Date: July 24, 2017
Participants: Ed Zenger, Geoff Zenger
Report: Mt. Lindeman is the tallest peak immediately west of Chilliwack Lake, taller than Mt. Webb and Macdonald Peak, and until recently access involved either a long “class 5” bushwack up to Hanging Lake from the south end of Chilliwack Lake or a nearly 3000m day to go via Radium Lake and head up and over Macdonald Peak. Lucky for us mortals, Harry and the Chilliwack Outdoors Club built a wonderful new trail to Mt. Lindeman last year!

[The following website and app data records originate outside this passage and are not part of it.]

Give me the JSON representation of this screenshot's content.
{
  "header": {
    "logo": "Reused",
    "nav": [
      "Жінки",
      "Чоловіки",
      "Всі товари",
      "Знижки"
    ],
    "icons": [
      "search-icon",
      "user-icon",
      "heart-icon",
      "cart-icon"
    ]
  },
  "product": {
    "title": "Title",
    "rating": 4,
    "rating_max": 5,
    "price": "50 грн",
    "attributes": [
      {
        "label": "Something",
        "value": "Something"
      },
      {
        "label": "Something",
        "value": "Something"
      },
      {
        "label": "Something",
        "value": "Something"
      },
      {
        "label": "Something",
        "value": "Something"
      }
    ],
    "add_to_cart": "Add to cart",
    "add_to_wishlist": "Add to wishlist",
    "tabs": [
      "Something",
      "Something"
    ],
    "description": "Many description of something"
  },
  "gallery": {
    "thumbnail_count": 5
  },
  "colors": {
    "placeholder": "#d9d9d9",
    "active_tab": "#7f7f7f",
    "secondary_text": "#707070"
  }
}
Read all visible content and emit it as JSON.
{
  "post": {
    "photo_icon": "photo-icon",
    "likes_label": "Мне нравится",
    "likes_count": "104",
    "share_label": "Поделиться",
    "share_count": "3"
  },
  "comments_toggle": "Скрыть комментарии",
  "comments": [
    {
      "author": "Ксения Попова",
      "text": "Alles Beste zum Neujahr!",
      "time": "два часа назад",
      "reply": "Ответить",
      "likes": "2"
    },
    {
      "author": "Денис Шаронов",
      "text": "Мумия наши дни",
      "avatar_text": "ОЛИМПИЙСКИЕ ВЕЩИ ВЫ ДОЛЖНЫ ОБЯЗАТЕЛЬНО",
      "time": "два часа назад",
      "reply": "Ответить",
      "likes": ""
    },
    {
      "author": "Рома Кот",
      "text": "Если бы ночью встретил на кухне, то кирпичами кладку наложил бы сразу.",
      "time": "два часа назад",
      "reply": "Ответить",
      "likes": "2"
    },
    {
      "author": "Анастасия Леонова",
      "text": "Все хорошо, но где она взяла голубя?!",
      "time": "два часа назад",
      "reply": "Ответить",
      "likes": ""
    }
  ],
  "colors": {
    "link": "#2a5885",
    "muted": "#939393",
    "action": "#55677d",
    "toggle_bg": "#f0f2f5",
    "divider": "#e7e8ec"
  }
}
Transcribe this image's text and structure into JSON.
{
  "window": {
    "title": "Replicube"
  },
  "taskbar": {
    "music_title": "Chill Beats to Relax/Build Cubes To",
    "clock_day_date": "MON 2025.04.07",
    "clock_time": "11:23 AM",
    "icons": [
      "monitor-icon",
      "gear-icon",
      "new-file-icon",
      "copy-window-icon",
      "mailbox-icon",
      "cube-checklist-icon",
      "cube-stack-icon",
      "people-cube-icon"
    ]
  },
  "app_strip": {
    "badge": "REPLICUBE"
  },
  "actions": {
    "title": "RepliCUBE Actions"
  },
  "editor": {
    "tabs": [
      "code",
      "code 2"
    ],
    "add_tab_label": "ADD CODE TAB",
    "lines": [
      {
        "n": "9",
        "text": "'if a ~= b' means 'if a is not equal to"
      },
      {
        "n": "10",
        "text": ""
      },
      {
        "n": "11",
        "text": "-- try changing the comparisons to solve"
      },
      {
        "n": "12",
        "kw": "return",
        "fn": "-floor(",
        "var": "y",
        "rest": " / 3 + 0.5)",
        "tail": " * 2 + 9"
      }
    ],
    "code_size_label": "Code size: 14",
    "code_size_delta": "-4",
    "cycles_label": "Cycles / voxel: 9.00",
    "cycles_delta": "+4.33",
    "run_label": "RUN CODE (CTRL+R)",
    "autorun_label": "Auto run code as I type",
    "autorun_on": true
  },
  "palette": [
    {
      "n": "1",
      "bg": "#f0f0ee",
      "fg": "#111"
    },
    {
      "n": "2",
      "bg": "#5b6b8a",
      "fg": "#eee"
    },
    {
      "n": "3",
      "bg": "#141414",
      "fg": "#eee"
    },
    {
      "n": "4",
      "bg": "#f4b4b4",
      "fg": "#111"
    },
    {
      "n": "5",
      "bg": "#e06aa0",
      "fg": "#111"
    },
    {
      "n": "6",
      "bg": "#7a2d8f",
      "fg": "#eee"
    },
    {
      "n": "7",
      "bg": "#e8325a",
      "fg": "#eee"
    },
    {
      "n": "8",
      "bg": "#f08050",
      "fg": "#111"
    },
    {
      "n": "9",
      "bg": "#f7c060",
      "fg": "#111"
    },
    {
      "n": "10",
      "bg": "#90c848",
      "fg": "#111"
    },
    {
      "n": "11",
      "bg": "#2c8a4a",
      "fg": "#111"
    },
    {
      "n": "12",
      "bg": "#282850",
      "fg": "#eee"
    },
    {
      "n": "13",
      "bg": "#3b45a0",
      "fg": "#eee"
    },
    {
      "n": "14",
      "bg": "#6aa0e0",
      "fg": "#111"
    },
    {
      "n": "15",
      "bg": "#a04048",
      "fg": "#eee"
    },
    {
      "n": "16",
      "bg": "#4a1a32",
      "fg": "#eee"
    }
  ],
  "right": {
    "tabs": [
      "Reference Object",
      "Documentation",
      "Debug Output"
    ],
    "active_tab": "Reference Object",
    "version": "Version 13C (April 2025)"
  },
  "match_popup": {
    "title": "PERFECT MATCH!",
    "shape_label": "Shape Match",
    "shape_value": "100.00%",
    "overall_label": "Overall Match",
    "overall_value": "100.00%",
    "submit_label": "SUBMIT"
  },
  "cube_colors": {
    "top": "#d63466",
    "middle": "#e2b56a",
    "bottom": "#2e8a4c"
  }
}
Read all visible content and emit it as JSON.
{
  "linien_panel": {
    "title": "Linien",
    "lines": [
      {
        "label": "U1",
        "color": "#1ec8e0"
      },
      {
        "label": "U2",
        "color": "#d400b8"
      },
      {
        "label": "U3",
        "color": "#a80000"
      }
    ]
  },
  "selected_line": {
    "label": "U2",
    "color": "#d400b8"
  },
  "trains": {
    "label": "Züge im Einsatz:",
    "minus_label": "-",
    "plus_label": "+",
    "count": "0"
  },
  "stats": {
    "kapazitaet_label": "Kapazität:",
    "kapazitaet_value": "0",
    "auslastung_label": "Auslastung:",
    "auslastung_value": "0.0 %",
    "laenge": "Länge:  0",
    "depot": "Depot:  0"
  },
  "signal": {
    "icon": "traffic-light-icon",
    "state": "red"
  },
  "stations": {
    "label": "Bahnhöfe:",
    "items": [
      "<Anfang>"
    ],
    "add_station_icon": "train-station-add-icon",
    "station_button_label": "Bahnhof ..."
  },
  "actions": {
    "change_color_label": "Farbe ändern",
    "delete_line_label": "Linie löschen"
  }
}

The crux of the trip was finding the right place to park. This isn’t because it’s not obvious, but rather that the directions to the trailhead that I found online and was following were simply wrong, and we wasted half an hour in the morning dinging up my car and exploring the wrong logging roads. However, finding the trailhead is in fact easy. Turn off the Chilliwack Lake Road at the signed turnoff for the Slesse Memorial Trail and cross the two small bridges over the Chilliwack River. Reset your odometer as your turn off of Chilliwack Lake Road, and once over the bridges, turn left at the first junction (right heads up Nesakwatch Creek to the Slesse Memorial Trail trailhead). The road parallels the river for close to 5km before turning right and heading up Centre Creek. While driving up Centre Creek FSR, follow the most travelled road, staying low in the valley (i.e. to the right) and avoiding all roads turning off to the left. Park at 10.2km from Chilliwack Lake Road, at a fork in the road. At this point the east ridge of Rexford will be looming large above you. The right hand fork is overgrown and not drivable, and this is the road you will be hiking up to start your hike. The road to the left is the wrong way, and after switching back, goes up past many large waterbars to a recent clearcut. Do not drive up this road. Note that the road to the trailhead is in good shape, with only some minor ditches and could be reached in any 4wd vehicle, such as any little Subaru.
The first few kilometres of the route to Mt. Lindeman follow the overgrown road (the right-hand fork from the 10.2km parking) as it gently ascends beside Centre Creek until about 40 minutes later it reaches the creek coming down from the valley below Mt. Lindeman. At this point you make a hard turn to the left, going past a metal sign reading “Mt. Lindeman trail”, and proceed to hike straight up the mountain for a few hundred metres. This trail is well flagged and in great shape, and after easing up a bit, heads into the valley to the northwest of Mt. Lindeman, reaching some meadows. We had started hiking just past 9:30am, and reached the meadows at around 11:10. At the far end of the meadow the trail disappears when it reaches some large boulders, and we made the mistake of bushwacking through the boggy meadow to our left. As we learned later, it is better to simply go through the large boulders en route to the main boulder gully that can be seen ahead.
Here we took a break and began our route up the main boulder gully (the right hand one) at around 11:30, and reached the main valley above about 40 minutes later. From here the route is obvious to the col between the ascent valley and Upper Hanging Lake, which we reached just before 1 pm and here we sat down to eat lunch. From this point, the goal is to make an ascending traverse across the basin to the steep grassy slopes heading up towards the summit. We shortcutted across the snow to hit the grass and boulders on the far side of the basin, and while the slopes on the other side are steep, it is no problem to ascend them without getting into any 3rd class terrain. The summit was reached at a bit past 2:15pm, for a total ascent time of a bit over 4.5 hours.
Mt. Lindeman might have the best views of any mountain near Vancouver. From the summit there are clear views of Rexford, Slesse, Baker, Shuksan, Williams, Bear, Redoubt, the whole Cheam range, as well as the Pickets, Silvertip group, and usual peaks north of the Fraser Valley.
We hung out on the peak for quite a while to take it all in, and finally departed at around 3. The descent was made very quick by glissading down snowslopes in the upper basins, followed by the excellent trail down to the valley. The final few km down the overgrown road back to the car were sloggy and annoying, but nonetheless we made it to the car at 5:40pm, for a total descent time of a bit over 2.5 hours and a round trip time of 8 hours. Note that we were moving pretty quick due to the late start and I would recommend allowing more than 8 hours for most parties.
I highly recommend Mt. Lindeman. With the trail in its current shape it belongs in the list of top 10 SW BC hikes. A must do!